━━━ Record extracts

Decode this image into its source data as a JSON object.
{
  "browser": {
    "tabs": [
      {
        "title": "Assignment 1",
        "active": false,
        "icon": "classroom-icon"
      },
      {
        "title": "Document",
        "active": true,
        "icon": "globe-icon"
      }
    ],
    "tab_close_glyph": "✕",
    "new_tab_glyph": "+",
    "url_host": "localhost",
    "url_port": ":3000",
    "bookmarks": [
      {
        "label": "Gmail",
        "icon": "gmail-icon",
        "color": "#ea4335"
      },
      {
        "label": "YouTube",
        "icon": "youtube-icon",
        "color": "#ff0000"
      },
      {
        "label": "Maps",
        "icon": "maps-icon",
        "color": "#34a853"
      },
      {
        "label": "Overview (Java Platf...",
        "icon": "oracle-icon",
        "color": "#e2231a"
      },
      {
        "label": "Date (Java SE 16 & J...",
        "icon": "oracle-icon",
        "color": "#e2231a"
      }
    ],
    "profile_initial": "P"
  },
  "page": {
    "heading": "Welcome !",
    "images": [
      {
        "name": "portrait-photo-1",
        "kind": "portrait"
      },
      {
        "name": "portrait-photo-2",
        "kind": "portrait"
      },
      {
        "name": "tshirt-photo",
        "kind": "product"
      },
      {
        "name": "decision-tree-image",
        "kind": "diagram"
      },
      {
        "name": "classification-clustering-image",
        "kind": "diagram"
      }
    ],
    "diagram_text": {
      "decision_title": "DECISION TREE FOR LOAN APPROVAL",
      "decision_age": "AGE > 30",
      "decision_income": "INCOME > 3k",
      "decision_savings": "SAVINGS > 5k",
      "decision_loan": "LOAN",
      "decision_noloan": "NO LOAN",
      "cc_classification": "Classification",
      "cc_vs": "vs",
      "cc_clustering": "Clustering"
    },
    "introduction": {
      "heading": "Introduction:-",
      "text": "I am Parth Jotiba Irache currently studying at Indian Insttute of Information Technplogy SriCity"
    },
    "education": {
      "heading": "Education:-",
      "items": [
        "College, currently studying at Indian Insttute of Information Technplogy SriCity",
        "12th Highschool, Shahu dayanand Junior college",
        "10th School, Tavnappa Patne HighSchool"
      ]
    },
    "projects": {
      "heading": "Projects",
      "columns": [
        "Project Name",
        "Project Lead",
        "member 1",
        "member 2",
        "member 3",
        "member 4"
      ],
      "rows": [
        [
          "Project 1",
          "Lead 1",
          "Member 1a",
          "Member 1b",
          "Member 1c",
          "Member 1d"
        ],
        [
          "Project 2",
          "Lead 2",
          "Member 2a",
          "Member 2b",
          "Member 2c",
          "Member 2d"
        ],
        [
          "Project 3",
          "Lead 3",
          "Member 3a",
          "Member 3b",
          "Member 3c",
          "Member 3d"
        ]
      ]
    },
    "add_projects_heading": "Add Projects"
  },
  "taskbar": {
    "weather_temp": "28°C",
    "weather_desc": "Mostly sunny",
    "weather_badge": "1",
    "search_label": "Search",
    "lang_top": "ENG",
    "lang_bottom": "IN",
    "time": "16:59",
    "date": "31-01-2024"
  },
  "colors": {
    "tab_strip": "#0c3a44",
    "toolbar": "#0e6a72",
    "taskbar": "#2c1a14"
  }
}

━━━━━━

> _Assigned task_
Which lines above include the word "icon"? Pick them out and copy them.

> _Result_
        "icon": "classroom-icon"
        "icon": "globe-icon"
        "icon": "gmail-icon",
        "icon": "youtube-icon",
        "icon": "maps-icon",
        "icon": "oracle-icon",
        "icon": "oracle-icon",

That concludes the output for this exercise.